PUBLI : Gosselin, Coulibaly, Ravalihasy, Ridde, Desgrées du Loû et al., “Finding the missing link: when community-based outreach in public space is key to engage migrants in health prevention programmes in Paris, France”, Journal of Epidemiology and Community Health [en ligne], avril 2020

Liste complète des auteurs:

  • Anne Gosselin, Karna Coulibaly, Andrainolo Ravalihasy, Séverine Carillon, Valéry Ridde, Nicolas Derche, Romain Mbiribindi, Annabel Desgrées du Loû, pour le groupe MAKASI
  • Page de référence ici


Background One of the classic challenges for prevention programmes is reaching the populations they serve. In France, a substantial number of African migrants living with HIV acquired their infection after migrating. The aim of this paper is to better understand the characteristics of the population reached by a community-based outreach approach.

Methods We compared sociodemographic characteristics across three different groups in the Paris greater area: (1) the general African migrant population (Population census), (2) the African migrant population using either the regular healthcare system or the system for vulnerable populations (PARCOURS Survey) and (3) the African migrant population reached through a community-based mobile unit (Afrique Avenir). Comparisons were conducted according to sex, age, region of origin, duration of residence and occupational and legal statuses using χ2 tests.

Results The migrants reached by the mobile unit were mostly men (69%), 52% of whom were younger than 35 years old. They more often lived in precarious situations than did the general sub-Saharan population (49% vs 35% were unemployed, respectively, p<0.001) and the ones accessing the regular healthcare system. Fewer of them lived in precarious situations than did migrants seeking healthcare consultations for vulnerable populations (42% in the mobile unit vs 54% in healthcare consultations were undocumented, p<0.028).

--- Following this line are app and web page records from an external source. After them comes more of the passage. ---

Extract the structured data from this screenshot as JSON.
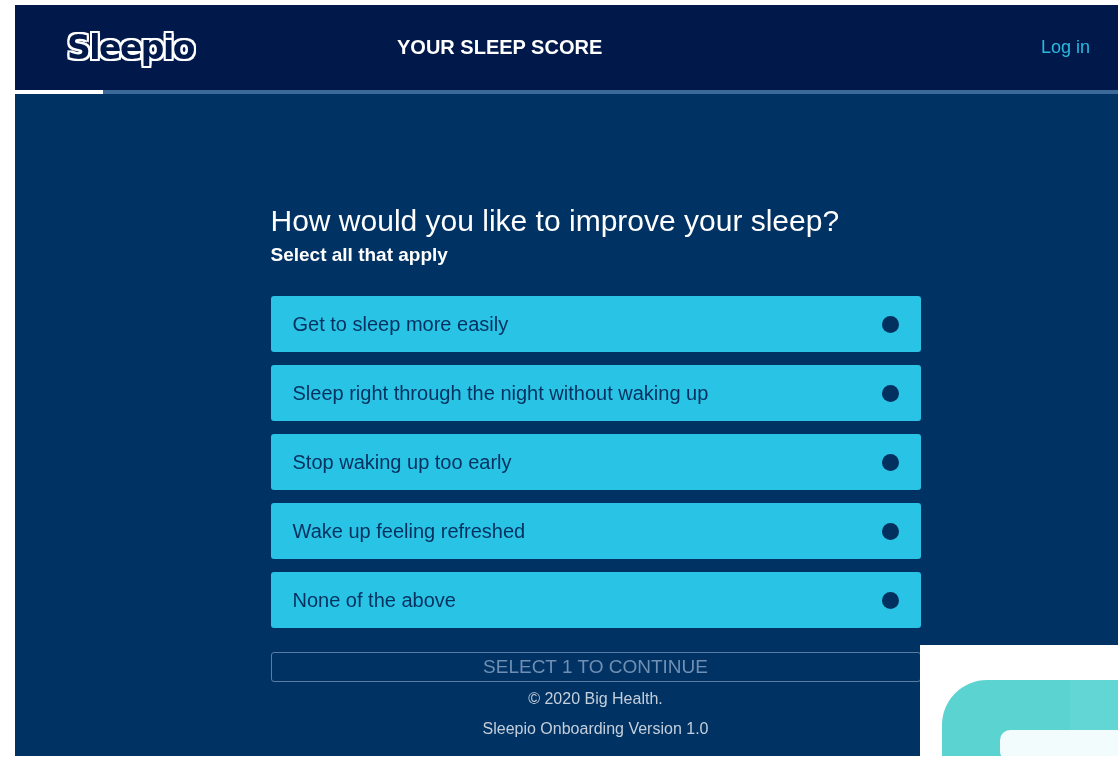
{
  "header": {
    "logo": "Sleepio",
    "title": "YOUR SLEEP SCORE",
    "login": "Log in"
  },
  "progress": {
    "level": 0.08
  },
  "question": {
    "title": "How would you like to improve your sleep?",
    "subtitle": "Select all that apply"
  },
  "options": [
    {
      "label": "Get to sleep more easily",
      "selected": false
    },
    {
      "label": "Sleep right through the night without waking up",
      "selected": false
    },
    {
      "label": "Stop waking up too early",
      "selected": false
    },
    {
      "label": "Wake up feeling refreshed",
      "selected": false
    },
    {
      "label": "None of the above",
      "selected": false
    }
  ],
  "continue_button": {
    "label": "SELECT 1 TO CONTINUE",
    "disabled": true
  },
  "footer": {
    "copyright": "© 2020 Big Health.",
    "version": "Sleepio Onboarding Version 1.0"
  }
}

Conclusion Our study shows that the outreach approach can constitute a missing link in the prevention chain among sub-Saharan African migrants, reaching a group that differs from the general migrant population and from the migrant population in healthcare services—not only the newly arrived migrants who live in more precarious situations but also those who have been in France for several years and are still affected by social hardship.